The added utility of the spreadsheet is for modelers who wish to model a spiral but who have only the GH entry of NEC-2 with which to work. Most helix-makers attached to NEC-2 programs only create uniform helices in which the radius at the top and the bottom are the same. However, one might expand the spreadsheet to create a list of wires and coordinates for each value of theta, that is for each segment comprising a spiral of any size whatsoever. Since the equations for creating an Archimedes spiral are so straightforward, I did not include them in this spreadsheet, but if the modeler is interested in both Archimedes and log spirals, the additions are simple enough to make. With judicious spreadsheet planning, one might even create columns for either direct or indirect transfer to a NEC file as a set of wire coordinates. Of course, such a construct would consist of a separate 1-segment wire for each new straight-wire section of the spiral. (In contrast, the GH entry produces a new wire segment for each spiral section, all under a single tag number.) However, the end result would not differ in appearance from the helices created by existing uniform-radius helix makers associated with commercial implementations of NEC--except, of course, for the coordinates that transform a helix into a spiral.

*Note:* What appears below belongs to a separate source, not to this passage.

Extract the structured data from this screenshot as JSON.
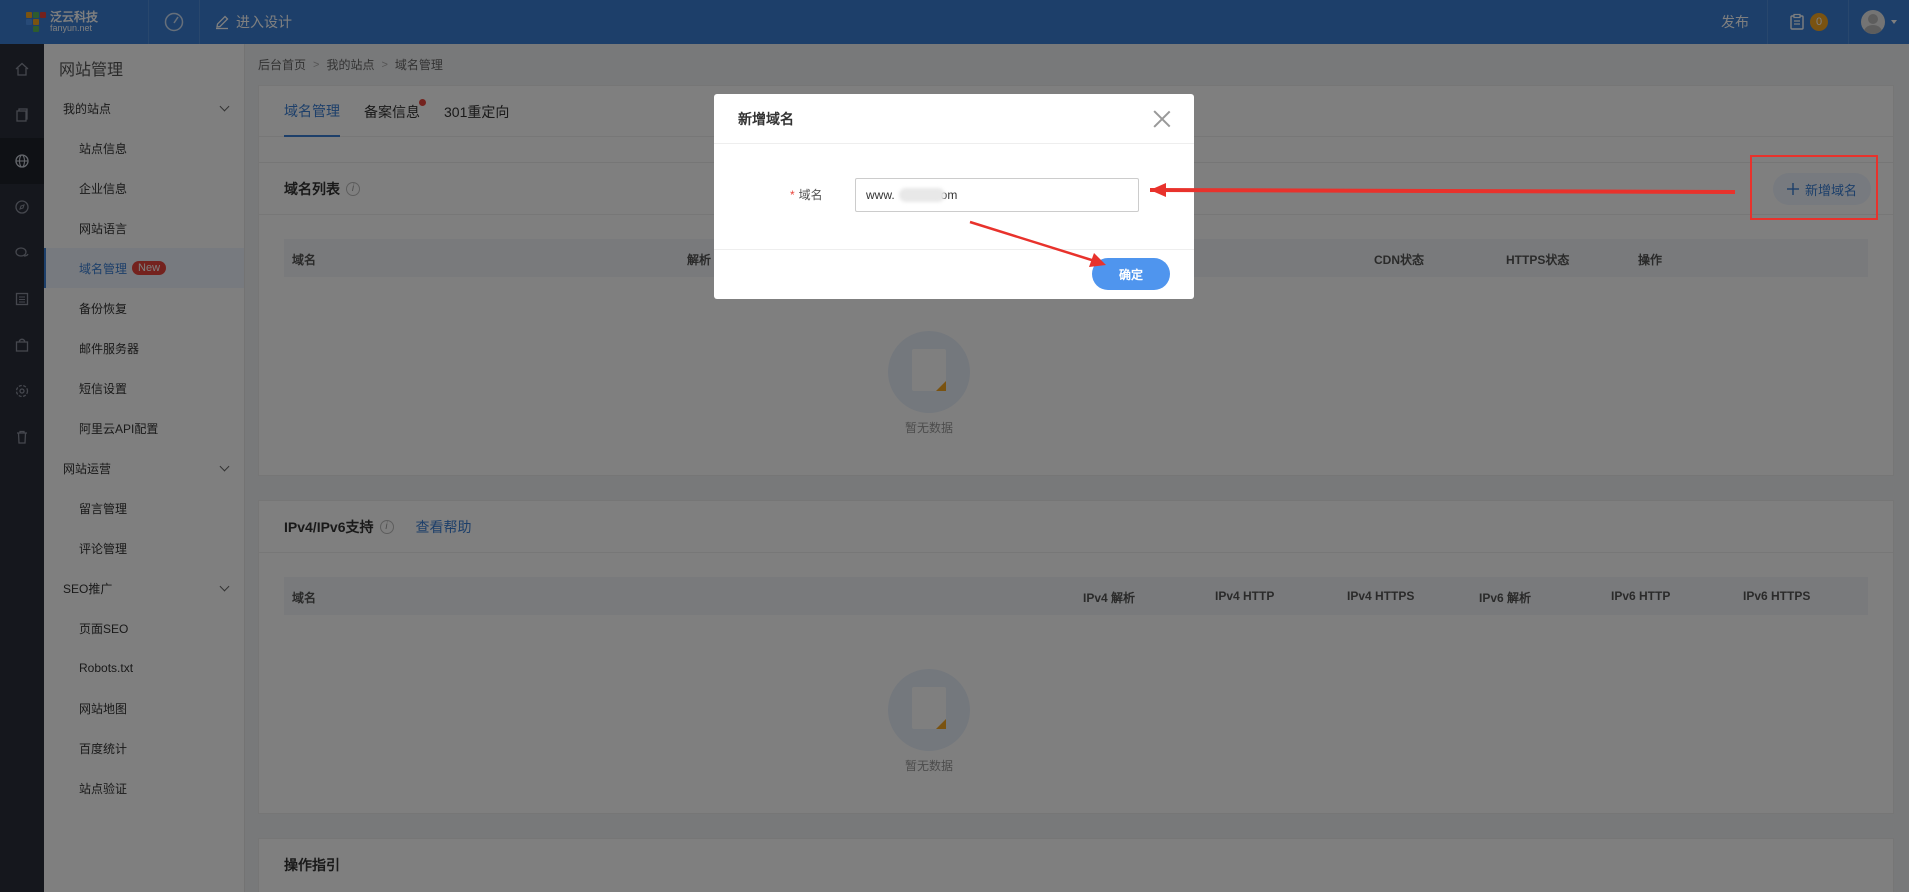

The spreadsheet table of wires might have the following appearance, with variations customized to the input system of the version of NEC being used.

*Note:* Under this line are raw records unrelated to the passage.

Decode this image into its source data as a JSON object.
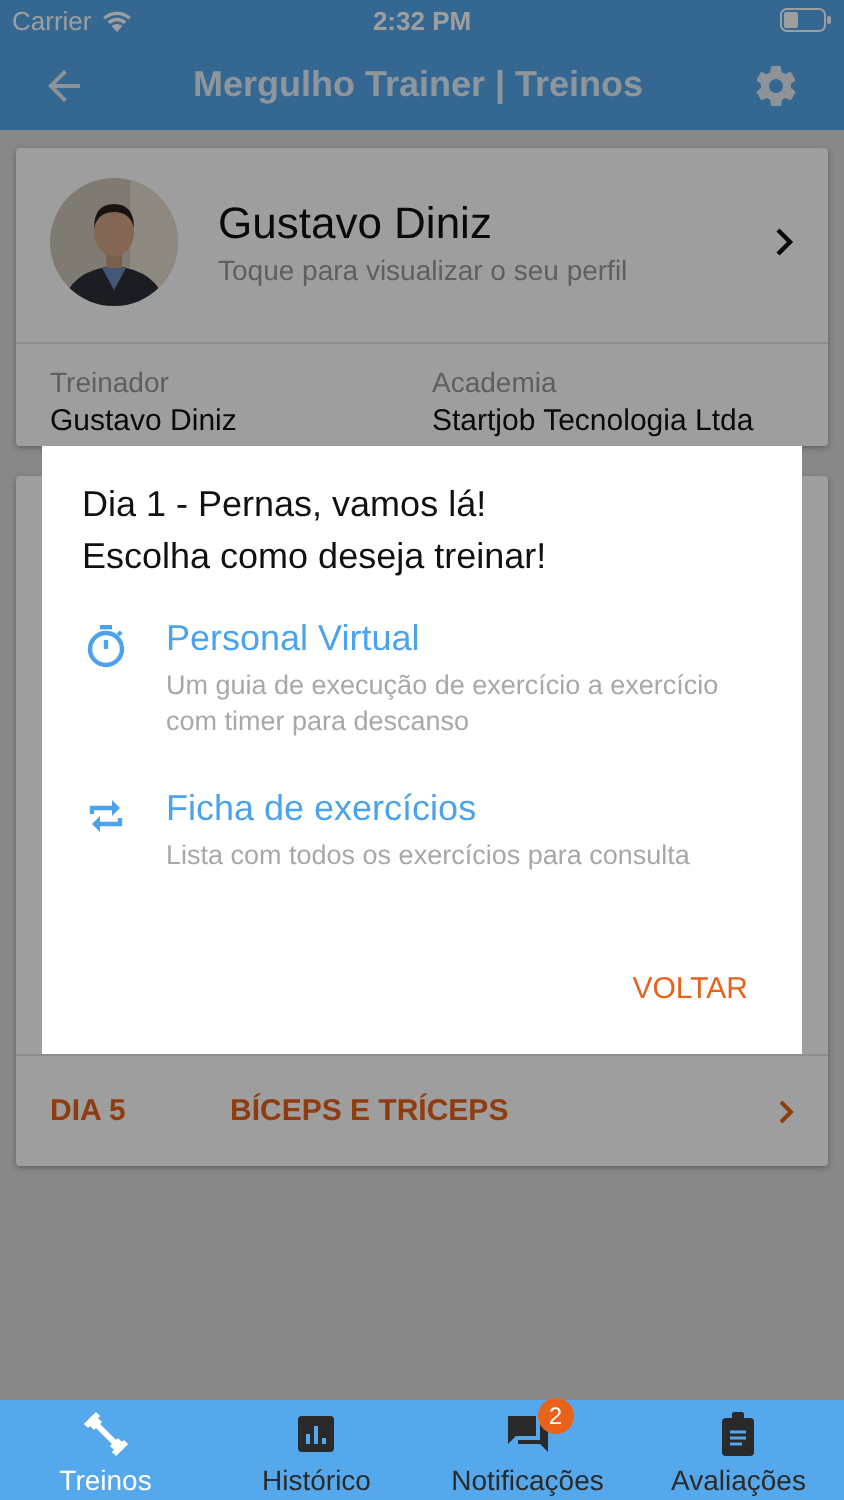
{
  "status_bar": {
    "carrier": "Carrier",
    "time": "2:32 PM"
  },
  "header": {
    "title": "Mergulho Trainer | Treinos"
  },
  "profile": {
    "name": "Gustavo Diniz",
    "subtitle": "Toque para visualizar o seu perfil",
    "trainer_label": "Treinador",
    "trainer": "Gustavo Diniz",
    "gym_label": "Academia",
    "gym": "Startjob Tecnologia Ltda"
  },
  "workouts": [
    {
      "day": "DIA 5",
      "name": "BÍCEPS E TRÍCEPS"
    }
  ],
  "dialog": {
    "lines": [
      "Dia 1 - Pernas, vamos lá!",
      "Escolha como deseja treinar!"
    ],
    "options": [
      {
        "kind": "timer",
        "title": "Personal Virtual",
        "description": "Um guia de execução de exercício a exercício com timer para descanso"
      },
      {
        "kind": "repeat",
        "title": "Ficha de exercícios",
        "description": "Lista com todos os exercícios para consulta"
      }
    ],
    "button": "VOLTAR"
  },
  "tabs": [
    {
      "kind": "dumbbell",
      "label": "Treinos",
      "selected": true
    },
    {
      "kind": "chart",
      "label": "Histórico",
      "selected": false
    },
    {
      "kind": "chat",
      "label": "Notificações",
      "selected": false,
      "badge": "2"
    },
    {
      "kind": "clipboard",
      "label": "Avaliações",
      "selected": false
    }
  ]
}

Transfer Data Reference End 1 End 2 Radius Cmd Wire# X Y Z X Y Z End 1 End 2 GW 1 1.0000 0.0000 0.0000 0.9598 0.3119 0.0046 1.0000 1.0092 GW 2 0.9598 0.3119 0.0046 0.8240 0.5986 0.0092 1.0092 1.0185 GW 3 0.8240 0.5986 0.0092 0.6042 0.8315 0.0139 1.0185 1.0278 GW 4 0.6042 0.8315 0.0139 0.3205 0.9865 0.0187 1.0278 1.0373 GW 5 0.3205 0.9865 0.0187 0.0000 1.0468 0.0234 1.0373 1.0468 etc. . . .

Transfer of the spread sheet data will depend upon the input system of the NEC implementation. A standard ASCII input system will require entry of the command name (GW) as well as the wire number, the number of segments for each wire (1), the End-1 and End-2 coordinates, and a wire radius. You can place these on the spreadsheet list and transfer complete lines of entry without need for later "touch-up." Other systems may not need either the command name or the wire number, although almost all will need the number of segments and a wire radius or diameter. In some systems, you can add these later with block operations.

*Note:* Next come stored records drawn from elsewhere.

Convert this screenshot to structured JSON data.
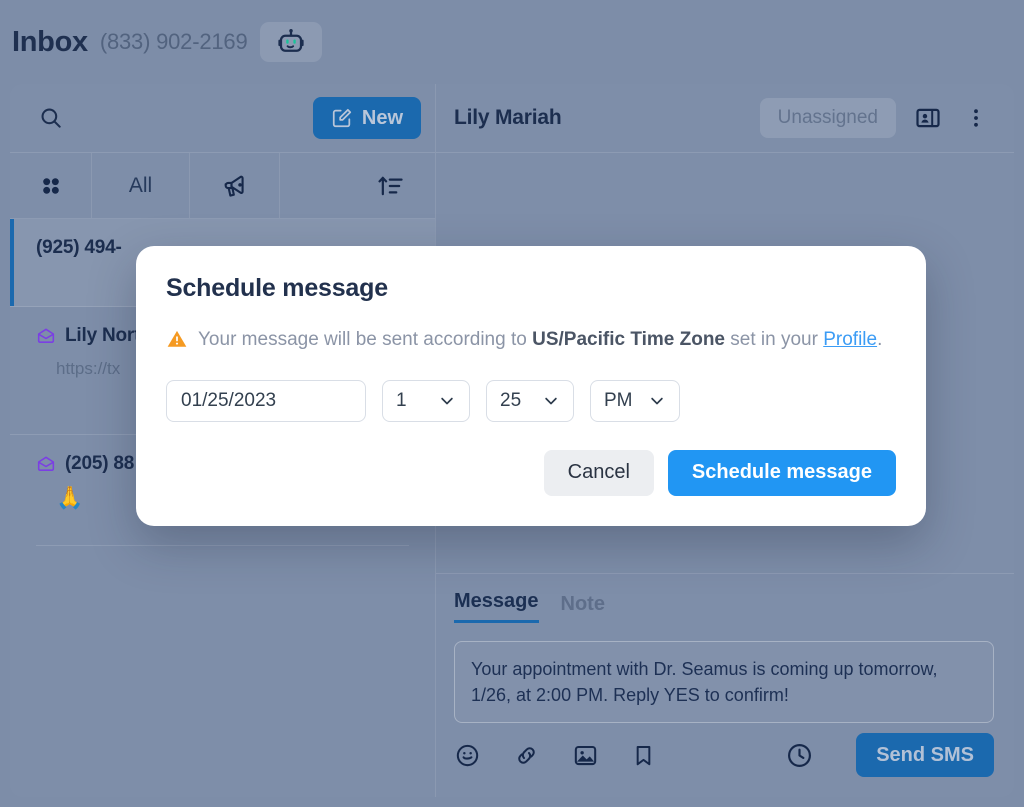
{
  "topbar": {
    "title": "Inbox",
    "phone": "(833) 902-2169",
    "bot_icon": "robot-icon"
  },
  "sidebar": {
    "search_placeholder": "",
    "new_button_label": "New",
    "filters": {
      "grid_icon": "grid-icon",
      "all_label": "All",
      "broadcast_icon": "megaphone-icon",
      "sort_icon": "sort-ascending-icon"
    },
    "conversations": [
      {
        "title": "(925) 494-",
        "snippet": "",
        "emoji": "",
        "active": true,
        "has_envelope": false
      },
      {
        "title": "Lily Nort",
        "snippet": "https://tx",
        "emoji": "",
        "active": false,
        "has_envelope": true
      },
      {
        "title": "(205) 88",
        "snippet": "",
        "emoji": "🙏",
        "active": false,
        "has_envelope": true
      }
    ]
  },
  "thread": {
    "contact_name": "Lily Mariah",
    "assignment_label": "Unassigned",
    "contact_card_icon": "contact-card-icon",
    "more_icon": "more-vertical-icon"
  },
  "composer": {
    "tabs": [
      {
        "label": "Message",
        "active": true
      },
      {
        "label": "Note",
        "active": false
      }
    ],
    "message_text": "Your appointment with Dr. Seamus is coming up tomorrow, 1/26, at 2:00 PM. Reply YES to confirm!",
    "tools": [
      {
        "icon": "emoji-smiley-icon"
      },
      {
        "icon": "link-icon"
      },
      {
        "icon": "image-icon"
      },
      {
        "icon": "bookmark-icon"
      }
    ],
    "schedule_icon": "clock-icon",
    "send_label": "Send SMS"
  },
  "modal": {
    "title": "Schedule message",
    "warning_icon": "warning-triangle-icon",
    "warning_prefix": "Your message will be sent according to ",
    "warning_timezone": "US/Pacific Time Zone",
    "warning_middle": " set in your ",
    "warning_link": "Profile",
    "warning_suffix": ".",
    "date_value": "01/25/2023",
    "hour_value": "1",
    "minute_value": "25",
    "ampm_value": "PM",
    "cancel_label": "Cancel",
    "confirm_label": "Schedule message"
  },
  "colors": {
    "backdrop": "#7d8da8",
    "accent_blue": "#1b69ae",
    "modal_blue": "#2196f3",
    "warning_orange": "#f59a22",
    "link_blue": "#3b9cf5",
    "envelope_purple": "#7b3fe4",
    "text_dark": "#1c2e4f"
  }
}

Most spreadsheets separate data columns with Tabs. Some NEC implementations will accept Tabs; others will not. If you need to get rid of the Tabs, you can transfer the blocked data to a word processor. Often, the "unformatted text" or similar option will prevent the inclusion of the spreadsheet cell outlines while preserving the Tabs. Whether the word processor retains the Tabs or replaces them with multiple Spaces, you may use the global replace function to convert either one to a single space between entries on a line. (Using the same number of digits per entry, even if zeroes, simplifies the replacement procedure.) If some of these steps sound involved, compare the process to hand entering dozens of individual numbers without error. The bottom line is that it is possible to create wire lists that form either Archimedes or log spirals (flat or extended) in NEC implementations that lack the NEC-4 GH command.

Since each application is likely to differ in needs, I shall leave further extensions of the spreadsheet calculations to you. If these notes have acquainted you with the differences between an Archimedes and a log spiral in both visual and calculation terms, they have served their purpose. The NEC-4 GH entry offers considerable flexibility in creating helical shapes. Having a choice of spiral types is an advantage over the usual NEC-2 GH entry offerings, although the NEC-4 entry did give up the ability to directly create oval helices in the process.